- Task to complete
How many lines in the entries below include the word "this"? Respond with the number only.

- Data to use
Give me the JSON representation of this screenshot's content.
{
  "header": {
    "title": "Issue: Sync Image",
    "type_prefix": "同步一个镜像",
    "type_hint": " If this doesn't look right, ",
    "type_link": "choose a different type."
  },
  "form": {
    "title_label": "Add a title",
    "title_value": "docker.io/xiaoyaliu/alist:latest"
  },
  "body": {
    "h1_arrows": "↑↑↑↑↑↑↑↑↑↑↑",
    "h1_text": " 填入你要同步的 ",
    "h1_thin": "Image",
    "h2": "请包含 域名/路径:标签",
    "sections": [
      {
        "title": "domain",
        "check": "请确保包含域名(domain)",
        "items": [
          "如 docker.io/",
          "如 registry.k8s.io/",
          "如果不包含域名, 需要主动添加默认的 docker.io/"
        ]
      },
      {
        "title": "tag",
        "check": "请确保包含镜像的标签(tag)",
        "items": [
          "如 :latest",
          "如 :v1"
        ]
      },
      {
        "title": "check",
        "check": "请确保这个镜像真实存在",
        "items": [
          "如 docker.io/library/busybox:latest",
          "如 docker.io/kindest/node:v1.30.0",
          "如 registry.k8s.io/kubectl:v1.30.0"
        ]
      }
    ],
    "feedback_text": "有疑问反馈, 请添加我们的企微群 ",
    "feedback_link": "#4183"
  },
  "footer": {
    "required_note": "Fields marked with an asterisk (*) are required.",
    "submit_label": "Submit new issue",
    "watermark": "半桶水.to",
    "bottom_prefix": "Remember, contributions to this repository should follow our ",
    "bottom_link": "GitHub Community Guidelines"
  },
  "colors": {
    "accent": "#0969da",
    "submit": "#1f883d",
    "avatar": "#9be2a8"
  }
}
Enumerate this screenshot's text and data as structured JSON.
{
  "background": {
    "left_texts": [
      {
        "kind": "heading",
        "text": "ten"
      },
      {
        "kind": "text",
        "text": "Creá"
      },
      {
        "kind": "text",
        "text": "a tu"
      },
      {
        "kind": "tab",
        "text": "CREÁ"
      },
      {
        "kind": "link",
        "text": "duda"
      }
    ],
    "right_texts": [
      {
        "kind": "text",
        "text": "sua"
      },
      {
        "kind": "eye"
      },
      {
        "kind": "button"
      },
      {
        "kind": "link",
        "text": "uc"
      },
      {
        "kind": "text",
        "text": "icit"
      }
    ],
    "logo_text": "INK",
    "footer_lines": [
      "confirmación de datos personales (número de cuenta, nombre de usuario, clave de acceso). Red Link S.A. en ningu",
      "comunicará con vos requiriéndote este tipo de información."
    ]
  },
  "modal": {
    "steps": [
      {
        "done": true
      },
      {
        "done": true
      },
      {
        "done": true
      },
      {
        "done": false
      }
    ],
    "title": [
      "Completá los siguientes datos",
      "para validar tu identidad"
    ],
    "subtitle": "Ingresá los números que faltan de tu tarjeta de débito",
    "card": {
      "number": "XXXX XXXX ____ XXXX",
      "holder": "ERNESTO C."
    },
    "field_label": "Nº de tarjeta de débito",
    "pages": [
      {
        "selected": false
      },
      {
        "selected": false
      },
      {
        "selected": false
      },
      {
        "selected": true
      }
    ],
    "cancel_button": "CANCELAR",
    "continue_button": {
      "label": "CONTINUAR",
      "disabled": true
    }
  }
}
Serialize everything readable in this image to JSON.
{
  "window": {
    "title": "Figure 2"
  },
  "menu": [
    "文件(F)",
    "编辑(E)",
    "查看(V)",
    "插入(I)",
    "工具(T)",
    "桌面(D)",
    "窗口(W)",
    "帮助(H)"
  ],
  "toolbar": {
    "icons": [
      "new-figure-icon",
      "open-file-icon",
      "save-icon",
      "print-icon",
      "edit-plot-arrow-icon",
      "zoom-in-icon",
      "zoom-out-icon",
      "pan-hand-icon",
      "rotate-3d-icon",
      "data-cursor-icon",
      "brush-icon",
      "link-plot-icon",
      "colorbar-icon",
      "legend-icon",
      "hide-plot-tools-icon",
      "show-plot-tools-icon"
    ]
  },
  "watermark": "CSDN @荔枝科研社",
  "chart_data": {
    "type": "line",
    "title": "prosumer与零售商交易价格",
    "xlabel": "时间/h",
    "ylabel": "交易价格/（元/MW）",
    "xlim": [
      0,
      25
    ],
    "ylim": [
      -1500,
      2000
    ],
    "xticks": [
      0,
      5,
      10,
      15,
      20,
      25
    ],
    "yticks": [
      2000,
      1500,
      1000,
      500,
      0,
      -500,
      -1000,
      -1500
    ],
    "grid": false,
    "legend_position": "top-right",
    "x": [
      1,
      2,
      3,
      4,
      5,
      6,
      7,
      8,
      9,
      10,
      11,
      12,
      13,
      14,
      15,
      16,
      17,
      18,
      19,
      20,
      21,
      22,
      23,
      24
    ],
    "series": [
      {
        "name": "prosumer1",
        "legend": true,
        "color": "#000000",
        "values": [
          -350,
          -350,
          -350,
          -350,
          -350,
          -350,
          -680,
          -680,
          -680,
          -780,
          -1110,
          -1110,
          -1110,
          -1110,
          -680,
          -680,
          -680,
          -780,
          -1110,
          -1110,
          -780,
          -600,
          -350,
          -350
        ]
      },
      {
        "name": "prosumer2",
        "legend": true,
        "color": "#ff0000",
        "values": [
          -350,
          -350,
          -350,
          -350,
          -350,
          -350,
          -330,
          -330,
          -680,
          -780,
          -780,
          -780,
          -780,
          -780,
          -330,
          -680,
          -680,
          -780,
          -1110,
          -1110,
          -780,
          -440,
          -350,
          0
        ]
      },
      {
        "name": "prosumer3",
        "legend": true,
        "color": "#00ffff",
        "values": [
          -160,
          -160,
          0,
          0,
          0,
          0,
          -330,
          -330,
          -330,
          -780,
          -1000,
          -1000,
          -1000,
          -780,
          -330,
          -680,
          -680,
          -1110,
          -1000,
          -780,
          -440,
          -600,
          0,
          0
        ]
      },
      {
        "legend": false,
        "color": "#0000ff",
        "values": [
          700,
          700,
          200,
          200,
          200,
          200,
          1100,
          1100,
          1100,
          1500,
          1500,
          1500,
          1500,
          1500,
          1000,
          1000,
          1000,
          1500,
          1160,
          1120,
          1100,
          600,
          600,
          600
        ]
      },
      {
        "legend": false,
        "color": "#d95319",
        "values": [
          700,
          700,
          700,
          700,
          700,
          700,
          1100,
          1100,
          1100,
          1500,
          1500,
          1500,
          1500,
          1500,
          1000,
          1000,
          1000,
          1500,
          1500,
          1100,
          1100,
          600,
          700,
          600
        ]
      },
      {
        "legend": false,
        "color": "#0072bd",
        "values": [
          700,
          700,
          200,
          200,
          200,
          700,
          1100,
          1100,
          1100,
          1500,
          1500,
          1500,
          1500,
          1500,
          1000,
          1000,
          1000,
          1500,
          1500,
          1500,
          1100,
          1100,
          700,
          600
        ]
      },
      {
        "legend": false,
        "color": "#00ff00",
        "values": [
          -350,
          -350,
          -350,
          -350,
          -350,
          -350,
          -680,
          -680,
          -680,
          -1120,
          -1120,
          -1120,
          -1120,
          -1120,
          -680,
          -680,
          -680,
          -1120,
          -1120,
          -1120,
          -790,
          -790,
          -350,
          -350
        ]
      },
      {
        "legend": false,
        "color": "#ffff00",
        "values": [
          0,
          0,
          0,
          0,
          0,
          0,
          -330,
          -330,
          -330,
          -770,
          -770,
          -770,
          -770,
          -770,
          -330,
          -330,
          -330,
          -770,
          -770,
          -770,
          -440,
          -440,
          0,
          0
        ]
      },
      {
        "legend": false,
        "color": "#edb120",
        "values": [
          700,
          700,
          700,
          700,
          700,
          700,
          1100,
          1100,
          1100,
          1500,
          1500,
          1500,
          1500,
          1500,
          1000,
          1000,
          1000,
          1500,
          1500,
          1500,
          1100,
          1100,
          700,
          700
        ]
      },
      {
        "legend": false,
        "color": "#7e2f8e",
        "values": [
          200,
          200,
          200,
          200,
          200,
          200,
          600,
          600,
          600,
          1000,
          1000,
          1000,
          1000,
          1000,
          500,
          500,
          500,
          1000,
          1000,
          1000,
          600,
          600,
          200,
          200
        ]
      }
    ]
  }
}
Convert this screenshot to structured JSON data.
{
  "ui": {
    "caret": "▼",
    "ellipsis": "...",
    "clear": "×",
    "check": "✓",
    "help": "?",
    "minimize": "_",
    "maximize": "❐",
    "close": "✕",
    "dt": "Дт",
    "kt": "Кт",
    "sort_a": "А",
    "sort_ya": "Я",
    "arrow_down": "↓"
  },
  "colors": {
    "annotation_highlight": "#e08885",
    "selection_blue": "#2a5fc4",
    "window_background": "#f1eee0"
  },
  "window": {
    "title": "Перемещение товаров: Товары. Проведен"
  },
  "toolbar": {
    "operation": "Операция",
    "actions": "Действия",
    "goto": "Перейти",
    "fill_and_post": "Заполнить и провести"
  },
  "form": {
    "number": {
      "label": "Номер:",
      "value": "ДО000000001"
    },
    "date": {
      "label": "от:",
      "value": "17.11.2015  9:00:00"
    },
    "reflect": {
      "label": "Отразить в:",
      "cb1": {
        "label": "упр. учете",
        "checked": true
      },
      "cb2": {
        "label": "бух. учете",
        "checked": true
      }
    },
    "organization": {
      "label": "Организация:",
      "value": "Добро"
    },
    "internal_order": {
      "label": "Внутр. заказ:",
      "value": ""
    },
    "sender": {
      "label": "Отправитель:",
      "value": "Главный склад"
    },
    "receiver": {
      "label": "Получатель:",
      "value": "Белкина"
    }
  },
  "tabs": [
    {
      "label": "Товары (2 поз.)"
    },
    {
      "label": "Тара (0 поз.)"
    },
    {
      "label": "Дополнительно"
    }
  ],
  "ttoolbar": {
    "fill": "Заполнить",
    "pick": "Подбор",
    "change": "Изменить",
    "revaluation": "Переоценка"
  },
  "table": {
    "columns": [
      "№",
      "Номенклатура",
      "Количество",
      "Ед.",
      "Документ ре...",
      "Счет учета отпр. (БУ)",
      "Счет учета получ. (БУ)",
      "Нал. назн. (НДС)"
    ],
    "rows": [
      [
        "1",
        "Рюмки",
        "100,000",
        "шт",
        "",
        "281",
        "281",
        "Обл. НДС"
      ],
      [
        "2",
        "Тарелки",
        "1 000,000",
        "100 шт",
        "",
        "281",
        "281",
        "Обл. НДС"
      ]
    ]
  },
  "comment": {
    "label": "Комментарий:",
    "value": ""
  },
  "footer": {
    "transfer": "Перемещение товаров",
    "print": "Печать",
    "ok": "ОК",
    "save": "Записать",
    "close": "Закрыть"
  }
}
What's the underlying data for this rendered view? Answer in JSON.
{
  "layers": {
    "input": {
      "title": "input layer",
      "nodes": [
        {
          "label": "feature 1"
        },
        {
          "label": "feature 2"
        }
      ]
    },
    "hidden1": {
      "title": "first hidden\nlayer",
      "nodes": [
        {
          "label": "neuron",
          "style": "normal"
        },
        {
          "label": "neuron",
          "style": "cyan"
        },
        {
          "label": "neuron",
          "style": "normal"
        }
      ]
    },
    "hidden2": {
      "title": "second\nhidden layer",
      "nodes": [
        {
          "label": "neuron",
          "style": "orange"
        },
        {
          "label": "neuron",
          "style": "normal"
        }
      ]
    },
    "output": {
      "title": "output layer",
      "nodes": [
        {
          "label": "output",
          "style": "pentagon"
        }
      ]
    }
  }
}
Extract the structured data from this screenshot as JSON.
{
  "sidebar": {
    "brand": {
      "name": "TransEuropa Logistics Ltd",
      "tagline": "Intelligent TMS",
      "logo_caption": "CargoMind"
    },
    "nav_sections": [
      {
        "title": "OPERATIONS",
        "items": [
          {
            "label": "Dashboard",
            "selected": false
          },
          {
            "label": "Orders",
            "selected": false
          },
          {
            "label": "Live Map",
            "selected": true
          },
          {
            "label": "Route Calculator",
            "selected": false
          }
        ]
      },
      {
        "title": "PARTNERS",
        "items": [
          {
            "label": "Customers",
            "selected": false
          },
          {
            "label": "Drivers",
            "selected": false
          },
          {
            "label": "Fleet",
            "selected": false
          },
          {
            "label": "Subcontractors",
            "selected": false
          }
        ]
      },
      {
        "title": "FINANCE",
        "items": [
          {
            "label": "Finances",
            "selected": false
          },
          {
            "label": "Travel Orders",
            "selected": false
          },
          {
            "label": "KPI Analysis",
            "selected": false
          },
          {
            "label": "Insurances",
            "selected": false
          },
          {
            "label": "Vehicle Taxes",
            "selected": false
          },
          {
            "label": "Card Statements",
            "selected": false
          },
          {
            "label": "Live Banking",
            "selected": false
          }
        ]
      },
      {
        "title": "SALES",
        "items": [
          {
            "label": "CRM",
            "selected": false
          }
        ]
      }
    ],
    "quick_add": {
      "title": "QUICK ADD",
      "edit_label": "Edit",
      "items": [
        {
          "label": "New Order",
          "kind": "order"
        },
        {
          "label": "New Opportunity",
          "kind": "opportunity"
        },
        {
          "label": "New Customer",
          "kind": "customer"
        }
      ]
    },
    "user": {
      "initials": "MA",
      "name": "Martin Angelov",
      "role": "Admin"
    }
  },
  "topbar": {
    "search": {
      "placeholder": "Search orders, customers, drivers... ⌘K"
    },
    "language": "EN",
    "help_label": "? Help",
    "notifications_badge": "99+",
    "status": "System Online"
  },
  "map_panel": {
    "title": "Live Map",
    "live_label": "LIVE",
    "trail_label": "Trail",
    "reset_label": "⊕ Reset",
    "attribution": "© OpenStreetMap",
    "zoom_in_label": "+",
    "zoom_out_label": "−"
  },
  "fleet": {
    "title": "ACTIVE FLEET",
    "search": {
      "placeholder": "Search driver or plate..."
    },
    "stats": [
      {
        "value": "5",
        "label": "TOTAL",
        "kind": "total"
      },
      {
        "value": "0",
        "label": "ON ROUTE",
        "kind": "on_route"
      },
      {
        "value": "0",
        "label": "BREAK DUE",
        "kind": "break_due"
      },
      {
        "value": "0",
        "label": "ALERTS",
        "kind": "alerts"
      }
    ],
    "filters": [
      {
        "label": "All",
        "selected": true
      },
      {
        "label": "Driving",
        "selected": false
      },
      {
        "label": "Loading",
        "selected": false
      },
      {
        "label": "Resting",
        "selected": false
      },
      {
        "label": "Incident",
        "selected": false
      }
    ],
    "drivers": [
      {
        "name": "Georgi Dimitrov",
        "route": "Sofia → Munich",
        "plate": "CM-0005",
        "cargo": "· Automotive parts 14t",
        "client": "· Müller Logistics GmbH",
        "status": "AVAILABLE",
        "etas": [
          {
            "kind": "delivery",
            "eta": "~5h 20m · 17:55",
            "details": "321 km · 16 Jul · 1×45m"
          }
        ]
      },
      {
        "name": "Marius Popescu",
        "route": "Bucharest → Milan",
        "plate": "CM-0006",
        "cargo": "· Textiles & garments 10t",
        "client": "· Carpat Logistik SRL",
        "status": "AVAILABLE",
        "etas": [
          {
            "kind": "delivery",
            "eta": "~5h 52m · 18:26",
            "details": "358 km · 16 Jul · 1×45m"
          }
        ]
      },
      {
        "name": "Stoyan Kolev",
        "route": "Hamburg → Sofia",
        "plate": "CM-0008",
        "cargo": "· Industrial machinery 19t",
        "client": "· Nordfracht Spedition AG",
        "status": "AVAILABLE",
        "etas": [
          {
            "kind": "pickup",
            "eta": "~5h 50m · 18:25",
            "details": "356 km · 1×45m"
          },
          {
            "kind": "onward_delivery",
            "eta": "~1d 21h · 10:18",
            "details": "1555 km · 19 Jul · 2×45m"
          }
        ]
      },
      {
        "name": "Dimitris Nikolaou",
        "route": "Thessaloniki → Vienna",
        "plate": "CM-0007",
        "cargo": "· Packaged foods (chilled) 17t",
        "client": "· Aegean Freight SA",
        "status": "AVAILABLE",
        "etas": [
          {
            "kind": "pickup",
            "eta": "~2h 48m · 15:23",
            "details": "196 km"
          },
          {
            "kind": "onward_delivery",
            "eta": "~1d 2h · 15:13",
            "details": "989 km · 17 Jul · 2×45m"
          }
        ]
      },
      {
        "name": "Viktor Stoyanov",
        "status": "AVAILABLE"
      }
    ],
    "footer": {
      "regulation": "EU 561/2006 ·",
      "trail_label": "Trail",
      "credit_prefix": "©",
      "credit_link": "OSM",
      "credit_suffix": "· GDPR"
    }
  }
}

- Task result
8